[MATERIAL PROVIDED Boundary: Start]

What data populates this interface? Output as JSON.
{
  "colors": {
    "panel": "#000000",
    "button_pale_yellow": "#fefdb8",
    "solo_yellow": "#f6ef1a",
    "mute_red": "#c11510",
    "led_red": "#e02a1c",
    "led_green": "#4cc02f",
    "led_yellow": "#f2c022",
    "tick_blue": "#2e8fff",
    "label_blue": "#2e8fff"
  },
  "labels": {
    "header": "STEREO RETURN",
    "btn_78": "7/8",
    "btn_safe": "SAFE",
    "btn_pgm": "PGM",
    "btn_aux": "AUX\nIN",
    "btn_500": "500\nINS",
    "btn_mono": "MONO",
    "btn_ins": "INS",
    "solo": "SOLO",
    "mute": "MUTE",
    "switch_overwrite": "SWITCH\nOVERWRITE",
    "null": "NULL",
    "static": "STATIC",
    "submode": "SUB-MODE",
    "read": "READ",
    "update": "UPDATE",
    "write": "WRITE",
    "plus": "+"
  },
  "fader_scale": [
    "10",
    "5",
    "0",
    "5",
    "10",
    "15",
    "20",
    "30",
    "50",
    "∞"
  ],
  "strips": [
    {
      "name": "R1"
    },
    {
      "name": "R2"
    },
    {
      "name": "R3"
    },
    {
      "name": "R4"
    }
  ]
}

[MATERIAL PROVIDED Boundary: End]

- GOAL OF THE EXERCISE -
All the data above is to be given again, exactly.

- REPLY TO THE EXERCISE -
What data populates this interface? Output as JSON.
{
  "colors": {
    "panel": "#000000",
    "button_pale_yellow": "#fefdb8",
    "solo_yellow": "#f6ef1a",
    "mute_red": "#c11510",
    "led_red": "#e02a1c",
    "led_green": "#4cc02f",
    "led_yellow": "#f2c022",
    "tick_blue": "#2e8fff",
    "label_blue": "#2e8fff"
  },
  "labels": {
    "header": "STEREO RETURN",
    "btn_78": "7/8",
    "btn_safe": "SAFE",
    "btn_pgm": "PGM",
    "btn_aux": "AUX\nIN",
    "btn_500": "500\nINS",
    "btn_mono": "MONO",
    "btn_ins": "INS",
    "solo": "SOLO",
    "mute": "MUTE",
    "switch_overwrite": "SWITCH\nOVERWRITE",
    "null": "NULL",
    "static": "STATIC",
    "submode": "SUB-MODE",
    "read": "READ",
    "update": "UPDATE",
    "write": "WRITE",
    "plus": "+"
  },
  "fader_scale": [
    "10",
    "5",
    "0",
    "5",
    "10",
    "15",
    "20",
    "30",
    "50",
    "∞"
  ],
  "strips": [
    {
      "name": "R1"
    },
    {
      "name": "R2"
    },
    {
      "name": "R3"
    },
    {
      "name": "R4"
    }
  ]
}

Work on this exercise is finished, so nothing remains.